I was caught off guard yesterday by the publication of a study calling into question the methods and the main conclusions of Dartmouth Atlas Project research, which, as many of you know, found wide geographic variations in the quality and cost of health care.
The Dartmouth findings have gotten a lot of attention and were at the core of an influential New Yorker story by Atul Gwande, M.D. And while they've inspired some spirited conversation, the findings are essentially looked upon as true by policymakers, journalists and others.
Until now. Authors of a new study published online in Medical Care Research and Review claim that the Dartmouth research is at its core flawed. If their analysis is to be believed, it throws a giant monkey wrench into the grand debate over geographic variation.
James Reschovsky, a senior fellow for the Center for Studying Health System Change, took some time yesterday to explain what he and his two co-authors did, and he made a convincing argument that the Dartmouth research rests on an incorrect hypothesis: "They made the assumption that people in their last months of life are of roughly equal health because they're about to die," Reschovsky says. "We found that it could not be supported. People near the end of their life vary in terms of the number and type of conditions as much as the entire Medicare population."
The researchers examined the health of a set of patients who died in 2006 and compared the health of those in areas deemed by Dartmouth to be high-cost areas with those in low-cost areas. "We found that amongst people about to die, people in higher cost areas have a greater number of medical conditions," Reschovsky says.
"The bottom line: It goes to show that a lot of the prior research on geographic variations in Medicare is deeply flawed," Reschovsky says.
Yet, Jonathan Skinner, one of the researchers for the Dartmouth Institute for Health Policy and Clinical Practice who worked on the geographic variation studies, says they don't find the same conclusions, and he sounded just as convincing.
"Their result depends on people in high-cost areas being sicker — and using our national Medicare data, with the same diagnoses, we just don't even come close to matching their results," Skinner writes via email. He says he's not questioning the researchers' methods, but is saying that Dartmouth's chosen data sets don't produce the same results.
He also describes some other reasons why the new study's approach is not appropriate, and notes that a panel convened by the Institute of Medicine concluded that unexplained geographic variation is a big problem.

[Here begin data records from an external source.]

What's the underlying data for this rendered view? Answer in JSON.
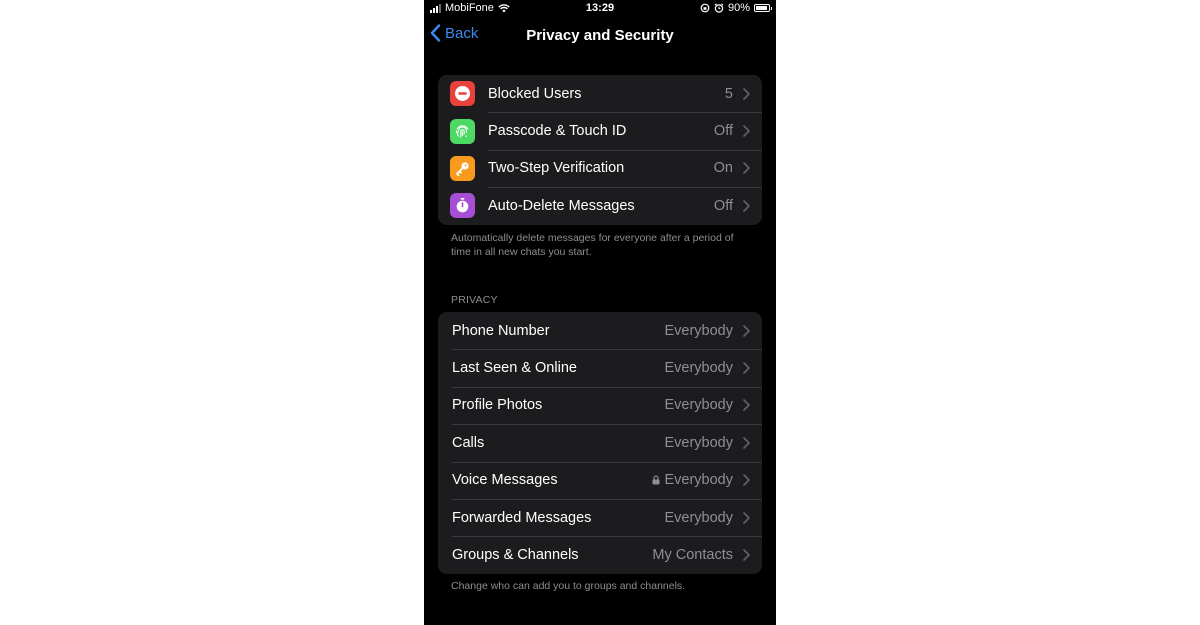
{
  "status_bar": {
    "carrier": "MobiFone",
    "time": "13:29",
    "battery_percent": "90%",
    "battery_level": 0.9
  },
  "nav": {
    "back_label": "Back",
    "title": "Privacy and Security"
  },
  "security": {
    "items": [
      {
        "label": "Blocked Users",
        "value": "5",
        "icon": "minus-circle-icon",
        "color": "#e9413b"
      },
      {
        "label": "Passcode & Touch ID",
        "value": "Off",
        "icon": "fingerprint-icon",
        "color": "#4cd964"
      },
      {
        "label": "Two-Step Verification",
        "value": "On",
        "icon": "key-icon",
        "color": "#f79a1d"
      },
      {
        "label": "Auto-Delete Messages",
        "value": "Off",
        "icon": "timer-icon",
        "color": "#a64fd6"
      }
    ],
    "footer": "Automatically delete messages for everyone after a period of time in all new chats you start."
  },
  "privacy": {
    "header": "PRIVACY",
    "items": [
      {
        "label": "Phone Number",
        "value": "Everybody"
      },
      {
        "label": "Last Seen & Online",
        "value": "Everybody"
      },
      {
        "label": "Profile Photos",
        "value": "Everybody"
      },
      {
        "label": "Calls",
        "value": "Everybody"
      },
      {
        "label": "Voice Messages",
        "value": "Everybody",
        "locked": true
      },
      {
        "label": "Forwarded Messages",
        "value": "Everybody"
      },
      {
        "label": "Groups & Channels",
        "value": "My Contacts"
      }
    ],
    "footer": "Change who can add you to groups and channels."
  },
  "colors": {
    "accent": "#3a8bf0",
    "background": "#000000",
    "cell": "#1c1c1e",
    "secondary_text": "#8e8e93"
  }
}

The panel issued an interim report in March and expects to issue a final report on the issue this summer.
Ideally, the final IOM report will lay the debate to rest.
Too much time and money is being spent on the issue of geographic variation in Medicare spending for the country to forge ahead without knowing for sure the magnitude of the problem.